“It is a great pleasure to be part of the team developing this ground breaking Framework. It is designed to guide health and social care staff and empower families impacted by this uncommon, complex condition. The comprehensive and easy to use framework will help staff and families throughout Moray, Aberdeenshire & Aberdeen City to access available services for all the different aspects of HD care. The North of Scotland has amongst the highest recorded prevalence of HD in the world, and was one of the first places to have specialised clinics and healthcare for HD. We are delighted that this new tool will be available to help all NHS Grampian HD families to get the best available care and to access world-leading research into the condition.”
Cllr Louise Laing, councillor for Speyside Glenlivet and member of the Moray Integration Joint Board, is a member of a Huntington’s disease family. Speaking at the launch she said:
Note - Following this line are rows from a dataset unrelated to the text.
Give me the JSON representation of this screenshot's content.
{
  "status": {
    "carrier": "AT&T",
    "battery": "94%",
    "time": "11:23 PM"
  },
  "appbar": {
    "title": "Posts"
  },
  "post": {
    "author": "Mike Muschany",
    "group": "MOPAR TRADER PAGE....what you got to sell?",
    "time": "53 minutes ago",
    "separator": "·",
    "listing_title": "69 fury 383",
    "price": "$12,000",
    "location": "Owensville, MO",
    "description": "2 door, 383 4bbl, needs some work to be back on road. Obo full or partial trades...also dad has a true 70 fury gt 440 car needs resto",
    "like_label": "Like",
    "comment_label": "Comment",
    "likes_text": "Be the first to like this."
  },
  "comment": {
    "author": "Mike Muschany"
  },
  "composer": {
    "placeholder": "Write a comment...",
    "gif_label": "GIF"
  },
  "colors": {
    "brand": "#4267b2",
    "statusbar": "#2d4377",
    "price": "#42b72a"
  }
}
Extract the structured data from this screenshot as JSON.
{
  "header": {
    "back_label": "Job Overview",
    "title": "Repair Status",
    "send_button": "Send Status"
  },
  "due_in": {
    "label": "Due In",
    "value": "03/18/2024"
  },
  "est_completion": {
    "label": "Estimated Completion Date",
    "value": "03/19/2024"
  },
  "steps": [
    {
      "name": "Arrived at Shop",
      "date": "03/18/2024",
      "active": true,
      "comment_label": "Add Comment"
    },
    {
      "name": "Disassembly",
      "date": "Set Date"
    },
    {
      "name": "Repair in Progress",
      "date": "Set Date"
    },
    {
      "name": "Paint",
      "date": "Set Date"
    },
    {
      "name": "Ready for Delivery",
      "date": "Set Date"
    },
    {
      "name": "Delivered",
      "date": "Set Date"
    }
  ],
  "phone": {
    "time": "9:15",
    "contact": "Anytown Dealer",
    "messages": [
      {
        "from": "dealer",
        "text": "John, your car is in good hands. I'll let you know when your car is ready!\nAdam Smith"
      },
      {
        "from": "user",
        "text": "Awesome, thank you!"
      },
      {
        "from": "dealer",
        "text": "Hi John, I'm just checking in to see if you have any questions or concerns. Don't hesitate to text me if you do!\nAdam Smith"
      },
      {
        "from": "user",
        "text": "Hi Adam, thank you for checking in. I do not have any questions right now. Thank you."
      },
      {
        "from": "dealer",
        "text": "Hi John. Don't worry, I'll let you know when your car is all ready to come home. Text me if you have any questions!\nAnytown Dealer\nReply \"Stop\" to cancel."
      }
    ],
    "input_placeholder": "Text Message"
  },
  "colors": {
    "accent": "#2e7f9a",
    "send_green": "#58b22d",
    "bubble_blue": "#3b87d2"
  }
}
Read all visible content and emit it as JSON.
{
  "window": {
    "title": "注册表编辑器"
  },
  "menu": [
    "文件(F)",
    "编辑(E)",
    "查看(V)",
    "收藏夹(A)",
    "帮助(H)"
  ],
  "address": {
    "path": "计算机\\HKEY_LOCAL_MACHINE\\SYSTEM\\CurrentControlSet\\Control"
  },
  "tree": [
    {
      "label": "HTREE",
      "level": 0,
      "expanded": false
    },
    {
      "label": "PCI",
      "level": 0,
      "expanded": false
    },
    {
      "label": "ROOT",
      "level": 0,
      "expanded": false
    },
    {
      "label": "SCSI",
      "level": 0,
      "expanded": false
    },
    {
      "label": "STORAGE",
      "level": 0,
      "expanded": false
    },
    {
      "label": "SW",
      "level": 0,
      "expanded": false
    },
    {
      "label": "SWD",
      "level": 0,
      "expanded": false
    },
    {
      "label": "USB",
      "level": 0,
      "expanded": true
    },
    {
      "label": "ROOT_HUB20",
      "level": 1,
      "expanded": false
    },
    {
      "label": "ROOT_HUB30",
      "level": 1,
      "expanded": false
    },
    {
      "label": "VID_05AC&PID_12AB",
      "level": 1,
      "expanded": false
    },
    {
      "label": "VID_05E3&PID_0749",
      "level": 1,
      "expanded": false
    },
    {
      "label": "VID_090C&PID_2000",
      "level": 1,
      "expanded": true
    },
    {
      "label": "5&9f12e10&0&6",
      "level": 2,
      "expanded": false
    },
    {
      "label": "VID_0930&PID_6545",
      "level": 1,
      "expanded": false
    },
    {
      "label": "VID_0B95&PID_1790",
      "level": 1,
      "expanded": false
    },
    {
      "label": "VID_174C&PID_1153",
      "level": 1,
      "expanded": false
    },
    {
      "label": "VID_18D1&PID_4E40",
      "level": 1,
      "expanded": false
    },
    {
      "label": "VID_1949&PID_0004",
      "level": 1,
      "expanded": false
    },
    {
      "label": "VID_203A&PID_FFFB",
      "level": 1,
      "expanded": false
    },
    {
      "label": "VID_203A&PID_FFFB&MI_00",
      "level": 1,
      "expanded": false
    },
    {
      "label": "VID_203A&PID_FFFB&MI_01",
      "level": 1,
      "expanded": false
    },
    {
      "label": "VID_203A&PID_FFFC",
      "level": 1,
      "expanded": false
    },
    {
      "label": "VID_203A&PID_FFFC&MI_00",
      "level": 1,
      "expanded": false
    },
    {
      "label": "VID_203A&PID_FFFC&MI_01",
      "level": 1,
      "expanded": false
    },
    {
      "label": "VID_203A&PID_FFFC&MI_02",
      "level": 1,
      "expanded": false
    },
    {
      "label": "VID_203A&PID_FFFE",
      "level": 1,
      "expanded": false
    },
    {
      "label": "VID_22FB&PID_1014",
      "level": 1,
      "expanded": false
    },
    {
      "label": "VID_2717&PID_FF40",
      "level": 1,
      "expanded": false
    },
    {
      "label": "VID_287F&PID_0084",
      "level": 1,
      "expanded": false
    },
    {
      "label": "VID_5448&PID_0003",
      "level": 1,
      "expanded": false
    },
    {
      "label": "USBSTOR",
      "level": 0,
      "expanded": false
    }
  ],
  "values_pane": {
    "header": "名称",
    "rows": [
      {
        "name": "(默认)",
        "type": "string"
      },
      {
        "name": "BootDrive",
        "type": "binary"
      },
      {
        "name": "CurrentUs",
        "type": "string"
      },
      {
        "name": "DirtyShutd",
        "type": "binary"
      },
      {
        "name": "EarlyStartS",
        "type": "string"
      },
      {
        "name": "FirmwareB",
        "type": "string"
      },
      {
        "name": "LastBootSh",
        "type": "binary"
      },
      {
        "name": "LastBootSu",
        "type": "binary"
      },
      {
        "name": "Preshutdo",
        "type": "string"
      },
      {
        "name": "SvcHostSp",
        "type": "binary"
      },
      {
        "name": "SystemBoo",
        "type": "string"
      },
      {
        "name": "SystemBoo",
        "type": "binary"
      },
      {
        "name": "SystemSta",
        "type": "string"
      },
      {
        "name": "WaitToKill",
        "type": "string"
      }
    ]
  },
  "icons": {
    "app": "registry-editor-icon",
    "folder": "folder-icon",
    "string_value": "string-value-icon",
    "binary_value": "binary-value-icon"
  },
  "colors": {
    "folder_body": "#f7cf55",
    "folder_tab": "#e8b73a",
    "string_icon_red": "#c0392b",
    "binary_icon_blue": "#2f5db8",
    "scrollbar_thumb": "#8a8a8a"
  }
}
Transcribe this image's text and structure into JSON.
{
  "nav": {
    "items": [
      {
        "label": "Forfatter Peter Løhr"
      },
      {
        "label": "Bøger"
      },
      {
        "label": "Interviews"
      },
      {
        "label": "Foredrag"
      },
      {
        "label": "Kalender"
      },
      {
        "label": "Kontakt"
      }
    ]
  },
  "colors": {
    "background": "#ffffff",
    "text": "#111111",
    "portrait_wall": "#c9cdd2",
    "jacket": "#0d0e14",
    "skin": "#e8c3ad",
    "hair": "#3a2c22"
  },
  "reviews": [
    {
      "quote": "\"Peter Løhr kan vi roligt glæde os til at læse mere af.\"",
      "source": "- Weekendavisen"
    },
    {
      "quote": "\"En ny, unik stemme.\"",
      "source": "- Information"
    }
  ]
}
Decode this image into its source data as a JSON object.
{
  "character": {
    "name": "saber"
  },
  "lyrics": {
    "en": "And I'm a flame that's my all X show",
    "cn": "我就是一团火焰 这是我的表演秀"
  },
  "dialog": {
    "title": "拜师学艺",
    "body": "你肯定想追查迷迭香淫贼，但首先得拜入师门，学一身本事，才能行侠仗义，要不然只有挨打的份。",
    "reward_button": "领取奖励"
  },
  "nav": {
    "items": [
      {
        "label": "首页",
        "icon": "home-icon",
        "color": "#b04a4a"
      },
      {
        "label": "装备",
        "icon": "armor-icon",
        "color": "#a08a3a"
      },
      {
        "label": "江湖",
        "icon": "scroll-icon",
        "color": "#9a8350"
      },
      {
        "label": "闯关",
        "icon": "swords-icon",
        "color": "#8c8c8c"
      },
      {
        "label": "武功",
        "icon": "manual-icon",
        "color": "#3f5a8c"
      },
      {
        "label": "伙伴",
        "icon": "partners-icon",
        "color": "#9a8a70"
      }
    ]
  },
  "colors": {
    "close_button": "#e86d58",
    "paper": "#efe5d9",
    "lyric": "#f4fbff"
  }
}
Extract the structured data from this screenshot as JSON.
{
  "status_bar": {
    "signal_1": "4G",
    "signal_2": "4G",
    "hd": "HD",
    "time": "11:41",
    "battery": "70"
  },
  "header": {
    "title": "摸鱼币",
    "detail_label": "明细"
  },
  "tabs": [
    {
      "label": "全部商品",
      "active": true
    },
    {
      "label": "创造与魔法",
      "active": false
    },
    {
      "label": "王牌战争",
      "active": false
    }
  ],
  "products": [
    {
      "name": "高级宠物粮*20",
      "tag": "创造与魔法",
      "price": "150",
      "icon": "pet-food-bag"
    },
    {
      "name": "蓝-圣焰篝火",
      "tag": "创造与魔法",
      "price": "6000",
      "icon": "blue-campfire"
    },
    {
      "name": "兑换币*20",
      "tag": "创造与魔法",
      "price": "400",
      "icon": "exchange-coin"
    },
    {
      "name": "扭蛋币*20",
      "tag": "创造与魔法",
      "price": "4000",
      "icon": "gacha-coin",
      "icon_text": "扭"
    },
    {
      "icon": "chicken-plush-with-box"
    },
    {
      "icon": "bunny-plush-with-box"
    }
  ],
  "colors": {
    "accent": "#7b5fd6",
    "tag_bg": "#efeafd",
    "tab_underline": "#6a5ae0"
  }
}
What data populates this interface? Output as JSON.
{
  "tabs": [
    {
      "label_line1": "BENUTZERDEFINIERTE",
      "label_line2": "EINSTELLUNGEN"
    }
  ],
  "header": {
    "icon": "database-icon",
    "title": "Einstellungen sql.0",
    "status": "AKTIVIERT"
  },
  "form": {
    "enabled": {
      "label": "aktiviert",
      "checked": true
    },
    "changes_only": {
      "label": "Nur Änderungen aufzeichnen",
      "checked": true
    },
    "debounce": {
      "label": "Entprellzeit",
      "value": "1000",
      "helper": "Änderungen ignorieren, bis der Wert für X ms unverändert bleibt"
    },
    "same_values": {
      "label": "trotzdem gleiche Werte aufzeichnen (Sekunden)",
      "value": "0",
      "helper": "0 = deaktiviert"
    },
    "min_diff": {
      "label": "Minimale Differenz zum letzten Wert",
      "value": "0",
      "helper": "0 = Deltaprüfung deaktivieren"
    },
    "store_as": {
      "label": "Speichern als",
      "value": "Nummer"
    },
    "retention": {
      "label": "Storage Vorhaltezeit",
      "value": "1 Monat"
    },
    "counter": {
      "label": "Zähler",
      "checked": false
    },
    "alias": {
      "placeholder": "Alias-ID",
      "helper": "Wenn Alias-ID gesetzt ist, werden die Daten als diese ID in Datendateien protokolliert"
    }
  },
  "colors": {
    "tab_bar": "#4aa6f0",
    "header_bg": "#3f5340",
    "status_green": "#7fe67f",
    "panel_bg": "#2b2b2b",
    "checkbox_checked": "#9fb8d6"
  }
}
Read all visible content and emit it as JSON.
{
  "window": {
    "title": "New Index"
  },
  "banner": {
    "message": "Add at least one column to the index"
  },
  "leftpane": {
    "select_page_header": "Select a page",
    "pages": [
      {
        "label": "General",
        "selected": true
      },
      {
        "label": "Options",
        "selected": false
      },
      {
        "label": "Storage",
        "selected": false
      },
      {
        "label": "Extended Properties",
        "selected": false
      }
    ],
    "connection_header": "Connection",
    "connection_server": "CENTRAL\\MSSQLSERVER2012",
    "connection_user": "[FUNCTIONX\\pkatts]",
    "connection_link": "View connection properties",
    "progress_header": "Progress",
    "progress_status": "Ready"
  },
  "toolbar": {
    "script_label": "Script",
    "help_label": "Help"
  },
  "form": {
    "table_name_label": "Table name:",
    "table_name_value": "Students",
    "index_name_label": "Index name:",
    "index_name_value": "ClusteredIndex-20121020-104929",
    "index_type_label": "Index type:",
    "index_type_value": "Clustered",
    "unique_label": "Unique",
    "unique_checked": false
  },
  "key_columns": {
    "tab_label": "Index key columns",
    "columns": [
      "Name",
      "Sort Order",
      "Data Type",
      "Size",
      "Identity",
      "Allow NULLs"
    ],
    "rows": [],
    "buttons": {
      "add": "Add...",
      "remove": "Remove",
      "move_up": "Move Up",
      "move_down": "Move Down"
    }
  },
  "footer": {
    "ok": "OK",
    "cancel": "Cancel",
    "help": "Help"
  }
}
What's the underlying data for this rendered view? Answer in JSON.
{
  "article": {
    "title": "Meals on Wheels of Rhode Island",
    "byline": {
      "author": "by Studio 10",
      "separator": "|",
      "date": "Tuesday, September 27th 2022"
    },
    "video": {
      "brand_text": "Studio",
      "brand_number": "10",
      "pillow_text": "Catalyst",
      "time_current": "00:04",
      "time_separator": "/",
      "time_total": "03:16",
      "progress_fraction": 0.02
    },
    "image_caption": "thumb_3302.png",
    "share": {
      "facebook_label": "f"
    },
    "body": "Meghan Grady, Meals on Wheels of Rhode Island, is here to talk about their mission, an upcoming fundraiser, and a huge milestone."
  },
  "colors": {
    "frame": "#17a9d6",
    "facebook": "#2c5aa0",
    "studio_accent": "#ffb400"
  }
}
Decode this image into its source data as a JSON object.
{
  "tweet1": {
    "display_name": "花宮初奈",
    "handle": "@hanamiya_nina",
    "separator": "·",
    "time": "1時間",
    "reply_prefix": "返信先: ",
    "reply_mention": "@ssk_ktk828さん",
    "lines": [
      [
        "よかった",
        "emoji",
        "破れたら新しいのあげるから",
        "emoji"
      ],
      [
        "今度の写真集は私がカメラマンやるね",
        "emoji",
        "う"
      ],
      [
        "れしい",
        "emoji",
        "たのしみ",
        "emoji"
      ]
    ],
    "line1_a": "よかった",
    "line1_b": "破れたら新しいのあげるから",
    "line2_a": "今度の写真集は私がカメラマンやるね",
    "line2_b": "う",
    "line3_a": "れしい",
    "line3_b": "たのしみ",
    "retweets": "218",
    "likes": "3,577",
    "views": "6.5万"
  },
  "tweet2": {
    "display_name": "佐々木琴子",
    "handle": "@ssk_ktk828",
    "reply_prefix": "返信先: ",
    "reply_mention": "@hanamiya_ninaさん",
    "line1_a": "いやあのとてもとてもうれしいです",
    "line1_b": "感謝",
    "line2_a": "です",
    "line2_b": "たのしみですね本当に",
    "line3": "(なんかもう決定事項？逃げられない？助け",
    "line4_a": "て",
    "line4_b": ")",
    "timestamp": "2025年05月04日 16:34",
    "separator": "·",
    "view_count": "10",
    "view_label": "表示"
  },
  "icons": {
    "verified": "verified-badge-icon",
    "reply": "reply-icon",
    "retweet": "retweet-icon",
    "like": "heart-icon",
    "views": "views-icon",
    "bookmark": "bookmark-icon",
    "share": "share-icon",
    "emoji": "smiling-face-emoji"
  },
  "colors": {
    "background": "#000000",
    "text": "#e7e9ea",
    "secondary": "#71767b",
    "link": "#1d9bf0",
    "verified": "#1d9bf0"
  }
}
“I’m delighted to see the roll out of the Framework here in Grampian. Huntington’s disease is such a complex disorder, and terrifying for families affected. The National Care Framework is designed to offer much needed support not only to families but to health and social care staff too. I look forward to using it and working with the recently launched Moray Huntington’s Disease Support Group and all interested parties throughout the area to help drive up care and support for families.”
Astri Arnesen, President of the European Huntington Association, has also backed the Framework, saying:
“The Framework stands out to me as an invaluable resource on how to deal with HD. It is exactly what we need: not just information about HD but insight on how life with HD can be and how it can be managed. The Framework manages to cover the immense complexity of the disease in a very structured and straightforward way. A wonderful tool – hereby warmly recommended. I hope it will be widely shared and used!”
Scottish Huntington’s Association has been invited to present the Framework to the European Huntington’s Disease Network conference in Vienna later this year.
The National Framework can be viewed at care.hdscotland.org . The Grampian Framework can be viewed within the “Regional Frameworks” section of the site.